Also, for 2019, the federal bonus depreciation is 100% on qualified assets. And the Section 179 deduction is $1.02 million. Section 179 is limited to qualified capital purchases for items such as equipment, grain bins or breeding livestock with a dollar-for-dollar phase out starting at $2.55 million. Thus, if qualified purchases exceed $3.57 million on qualified assets, the quick write off election is reduced to zero.
Consider how your decisions will impact your profitability and cash flow. Just because a capital purchase will decrease your tax liability doesn’t make it a good management decision. For example, if you purchase farm equipment (five-year depreciable property) and it’s financed over five years, the principal payments needed are close to the depreciation expense.

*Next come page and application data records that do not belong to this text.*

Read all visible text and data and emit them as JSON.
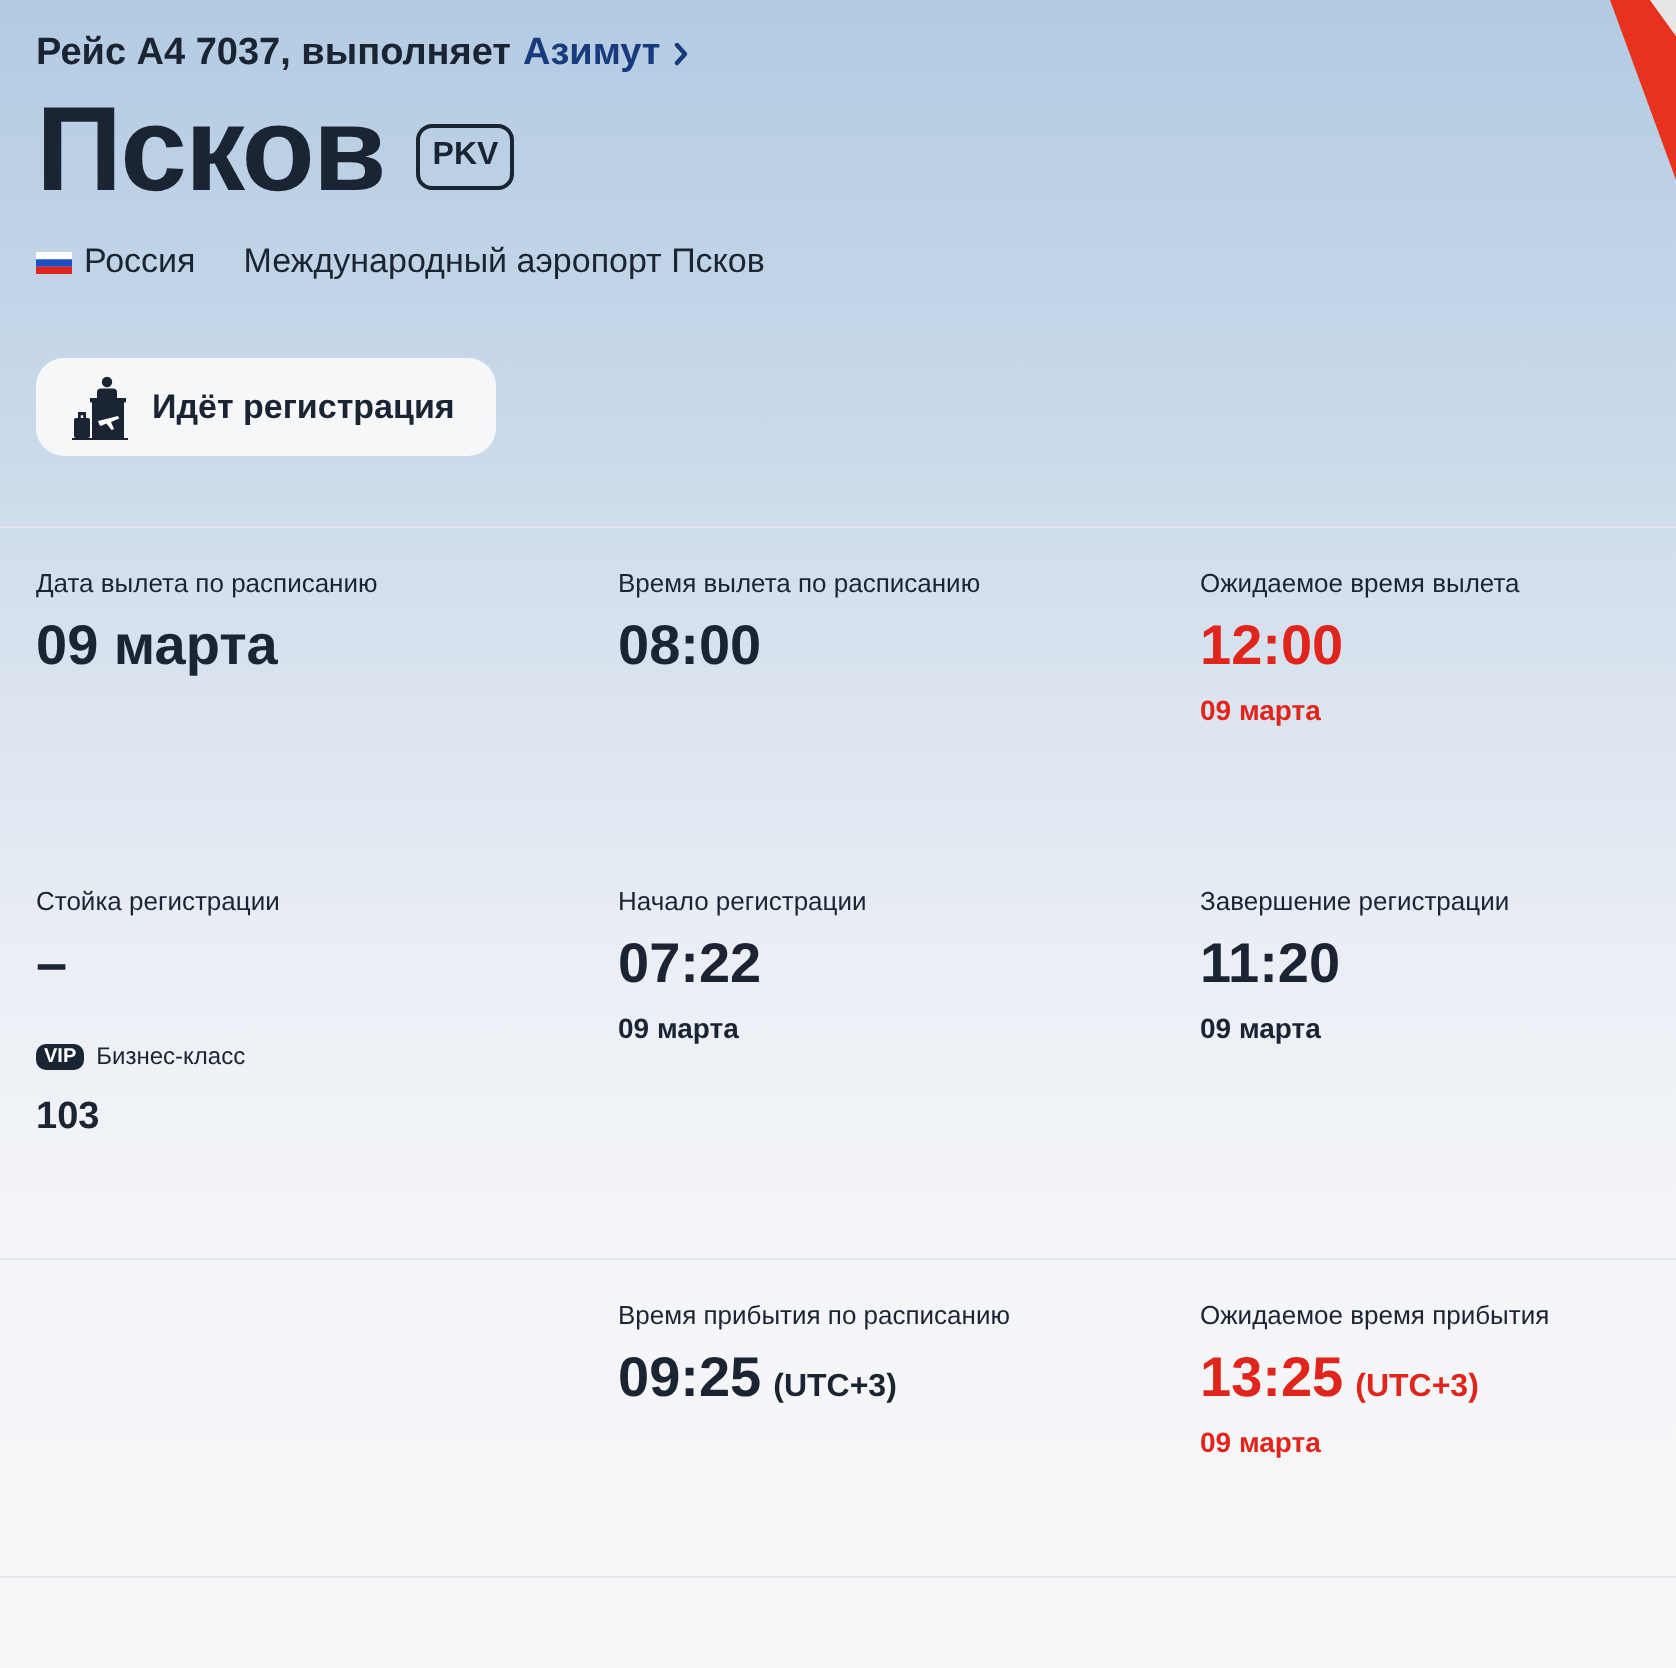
{
  "flight": {
    "text": "Рейс А4 7037, выполняет",
    "operator": "Азимут"
  },
  "city": {
    "name": "Псков",
    "code": "PKV"
  },
  "location": {
    "country": "Россия",
    "airport": "Международный аэропорт Псков"
  },
  "status": {
    "label": "Идёт регистрация"
  },
  "sections": [
    {
      "cells": [
        {
          "kind": "info",
          "label": "Дата вылета по расписанию",
          "value": "09 марта",
          "delayed": false
        },
        {
          "kind": "info",
          "label": "Время вылета по расписанию",
          "value": "08:00",
          "delayed": false
        },
        {
          "kind": "info",
          "label": "Ожидаемое время вылета",
          "value": "12:00",
          "date": "09 марта",
          "delayed": true
        }
      ]
    },
    {
      "cells": [
        {
          "kind": "info",
          "label": "Стойка регистрации",
          "value": "–",
          "delayed": false,
          "class_counter": {
            "badge": "VIP",
            "label": "Бизнес-класс",
            "value": "103"
          }
        },
        {
          "kind": "info",
          "label": "Начало регистрации",
          "value": "07:22",
          "date": "09 марта",
          "delayed": false
        },
        {
          "kind": "info",
          "label": "Завершение регистрации",
          "value": "11:20",
          "date": "09 марта",
          "delayed": false
        }
      ]
    },
    {
      "cells": [
        {
          "kind": "empty"
        },
        {
          "kind": "info",
          "label": "Время прибытия по расписанию",
          "value": "09:25",
          "timezone": "(UTC+3)",
          "delayed": false
        },
        {
          "kind": "info",
          "label": "Ожидаемое время прибытия",
          "value": "13:25",
          "timezone": "(UTC+3)",
          "date": "09 марта",
          "delayed": true
        }
      ]
    }
  ]
}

However, if you elect to expense out the entire cost this year, you will have no depreciation left to use as an expense. Many times, this can have a snowball effect because the increased cash flow needed for payments creates a tax liability problem when paying principal payments with after-tax dollars.
And remember to consider last year’s tax laws changed regarding “traded assets.” To clarify, in 2019 a tax-free exchange is only available for real property. This change means any equipment trades (personal property) must be treated as a sale and a purchase.

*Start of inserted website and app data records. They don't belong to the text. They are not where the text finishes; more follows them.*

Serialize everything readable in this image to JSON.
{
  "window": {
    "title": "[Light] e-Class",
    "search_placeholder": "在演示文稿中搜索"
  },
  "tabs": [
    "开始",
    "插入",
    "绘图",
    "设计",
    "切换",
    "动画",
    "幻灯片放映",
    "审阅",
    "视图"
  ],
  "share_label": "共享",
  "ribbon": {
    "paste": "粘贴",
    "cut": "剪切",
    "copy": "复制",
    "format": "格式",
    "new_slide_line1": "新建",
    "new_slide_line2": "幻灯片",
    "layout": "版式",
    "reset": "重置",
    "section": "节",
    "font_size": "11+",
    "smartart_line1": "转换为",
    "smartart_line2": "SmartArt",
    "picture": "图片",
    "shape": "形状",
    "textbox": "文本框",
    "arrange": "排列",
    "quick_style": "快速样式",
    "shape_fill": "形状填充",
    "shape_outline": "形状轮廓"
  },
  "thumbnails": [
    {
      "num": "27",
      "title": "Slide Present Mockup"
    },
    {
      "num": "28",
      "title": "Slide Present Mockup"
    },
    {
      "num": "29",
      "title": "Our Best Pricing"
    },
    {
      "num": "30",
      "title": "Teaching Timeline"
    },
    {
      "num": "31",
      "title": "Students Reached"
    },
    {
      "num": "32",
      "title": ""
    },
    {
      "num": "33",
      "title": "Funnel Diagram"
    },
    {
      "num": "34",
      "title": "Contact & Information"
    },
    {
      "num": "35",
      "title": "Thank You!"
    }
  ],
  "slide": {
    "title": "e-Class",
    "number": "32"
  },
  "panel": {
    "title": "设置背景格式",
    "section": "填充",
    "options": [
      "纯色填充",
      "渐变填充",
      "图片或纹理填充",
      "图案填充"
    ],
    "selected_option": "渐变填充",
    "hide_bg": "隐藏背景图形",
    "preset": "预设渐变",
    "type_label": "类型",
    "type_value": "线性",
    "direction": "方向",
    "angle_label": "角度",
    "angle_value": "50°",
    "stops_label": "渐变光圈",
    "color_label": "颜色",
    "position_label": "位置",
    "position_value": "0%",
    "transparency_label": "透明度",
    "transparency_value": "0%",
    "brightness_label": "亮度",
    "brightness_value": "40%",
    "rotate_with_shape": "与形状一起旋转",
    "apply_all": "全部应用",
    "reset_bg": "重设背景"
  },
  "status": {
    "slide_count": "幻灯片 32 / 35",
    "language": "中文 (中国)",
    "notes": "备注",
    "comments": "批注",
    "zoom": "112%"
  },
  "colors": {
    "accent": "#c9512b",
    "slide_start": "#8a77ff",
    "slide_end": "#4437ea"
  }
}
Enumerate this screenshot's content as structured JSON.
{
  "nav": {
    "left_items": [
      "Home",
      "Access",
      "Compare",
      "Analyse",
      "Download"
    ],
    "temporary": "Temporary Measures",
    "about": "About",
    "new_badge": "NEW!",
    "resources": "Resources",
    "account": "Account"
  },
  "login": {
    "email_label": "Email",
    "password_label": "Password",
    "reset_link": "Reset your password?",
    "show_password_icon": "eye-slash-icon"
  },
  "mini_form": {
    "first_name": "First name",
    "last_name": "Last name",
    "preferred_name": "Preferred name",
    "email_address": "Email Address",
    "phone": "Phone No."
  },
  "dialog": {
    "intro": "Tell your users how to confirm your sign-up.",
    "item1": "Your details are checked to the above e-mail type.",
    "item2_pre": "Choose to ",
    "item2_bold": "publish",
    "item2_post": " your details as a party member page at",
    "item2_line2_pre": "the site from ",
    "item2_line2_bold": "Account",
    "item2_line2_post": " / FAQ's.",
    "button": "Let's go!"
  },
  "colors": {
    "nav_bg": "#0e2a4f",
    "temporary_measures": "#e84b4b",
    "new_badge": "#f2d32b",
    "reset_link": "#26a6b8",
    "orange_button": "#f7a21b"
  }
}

For example, if you trade in a tractor with a fair market value of $75,000 on a new tractor and paid $100,000 difference (boot), you will need to report the old tractor as a sale of $75,000 and recognize any taxable gain (sale price minus tax basis). Then you will report the purchase of the new tractor valued at $175,000 ($75,000 trade value plus the boot). It’s important to be aware of this change for record keeping and tax planning. Especially because offsetting gain on traded equipment with bonus depreciation, or the Section/179 deduction, could easily create a negative Schedule F, thus reducing Social Security tax.
Fund your retirement account, such as IRA, SEP, Keogh. Because some plans need to be set up by Dec. 31, be sure to check into this now. The limits for 2019 for the traditional deductible retirement accounts are for IRAs. or SEP and Keogh.

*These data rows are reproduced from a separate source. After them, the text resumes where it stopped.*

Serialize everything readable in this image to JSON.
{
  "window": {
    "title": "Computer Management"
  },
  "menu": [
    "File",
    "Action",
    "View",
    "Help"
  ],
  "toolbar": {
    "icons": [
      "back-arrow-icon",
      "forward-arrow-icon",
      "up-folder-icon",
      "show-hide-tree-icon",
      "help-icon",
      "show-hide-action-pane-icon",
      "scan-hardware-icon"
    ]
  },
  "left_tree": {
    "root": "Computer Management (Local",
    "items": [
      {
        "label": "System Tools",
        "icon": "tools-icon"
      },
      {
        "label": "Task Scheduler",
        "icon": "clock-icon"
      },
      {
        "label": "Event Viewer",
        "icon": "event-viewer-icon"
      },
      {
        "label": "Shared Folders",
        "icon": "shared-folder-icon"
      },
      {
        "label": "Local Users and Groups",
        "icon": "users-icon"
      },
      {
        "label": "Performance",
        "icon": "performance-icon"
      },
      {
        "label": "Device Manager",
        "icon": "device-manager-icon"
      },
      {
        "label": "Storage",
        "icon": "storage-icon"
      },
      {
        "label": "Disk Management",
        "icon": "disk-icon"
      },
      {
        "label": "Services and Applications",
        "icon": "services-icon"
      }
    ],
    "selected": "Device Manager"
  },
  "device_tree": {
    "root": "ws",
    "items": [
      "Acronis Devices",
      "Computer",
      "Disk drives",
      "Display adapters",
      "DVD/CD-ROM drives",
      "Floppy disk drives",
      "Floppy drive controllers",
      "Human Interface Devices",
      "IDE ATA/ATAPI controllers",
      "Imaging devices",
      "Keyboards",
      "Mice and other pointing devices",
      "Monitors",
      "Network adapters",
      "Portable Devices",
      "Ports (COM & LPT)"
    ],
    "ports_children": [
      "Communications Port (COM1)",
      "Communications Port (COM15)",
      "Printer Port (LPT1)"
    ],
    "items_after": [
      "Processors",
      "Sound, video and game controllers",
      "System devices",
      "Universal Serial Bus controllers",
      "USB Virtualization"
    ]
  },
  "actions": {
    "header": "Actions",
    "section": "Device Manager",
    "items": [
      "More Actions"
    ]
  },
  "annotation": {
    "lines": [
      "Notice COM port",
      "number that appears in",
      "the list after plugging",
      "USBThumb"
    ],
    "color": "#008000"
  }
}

Traditional IRAs are available to any individual under the age of 70.5 with earned income. For 2019, the maximum contribution is $6,000 or your earned income (whichever is less). Individuals age 50 or older also can make an additional $1,000 “catch up” contribution; this increases the limit to $7,000.
However, be aware of income phase-out limits. These phase-out limits differ depending on filing status (married filing joint, head of household, single, etc.) and the type of IRA (traditional or spousal). For example, if you are married, filing a joint return and were eligible to participate in an employer-sponsored plan such as a 401, the IRA contribution drops when your income exceeds $103,000.
The SEP and Keogh retirement plans may permit greater contributions and deductions. However, you generally will run into provisions requiring contributions for other employees who meet certain minimum qualifications. The deduction is limited to a percent of net self-employed income minus the self-employment tax deduction for the self-employed individual or a percent of wages for an employee.
The maximum level is 20% for a self-employed individual and 25% of wages for an eligible employee with a maximum limit of $56,000. However, certain already-established plans may have different contribution percentages and limits. See IRS Publication 560 for complete details.
These are some of the most common strategies and considerations. However, because of tax law changes, be sure to review your tax estimate with your tax consultant. An hour with a tax consultant in early December can save you thousands of dollars.
Vickre is coordinator of the Iowa Farm Business Association. Email firstname.lastname@example.org or call 515-233-5802.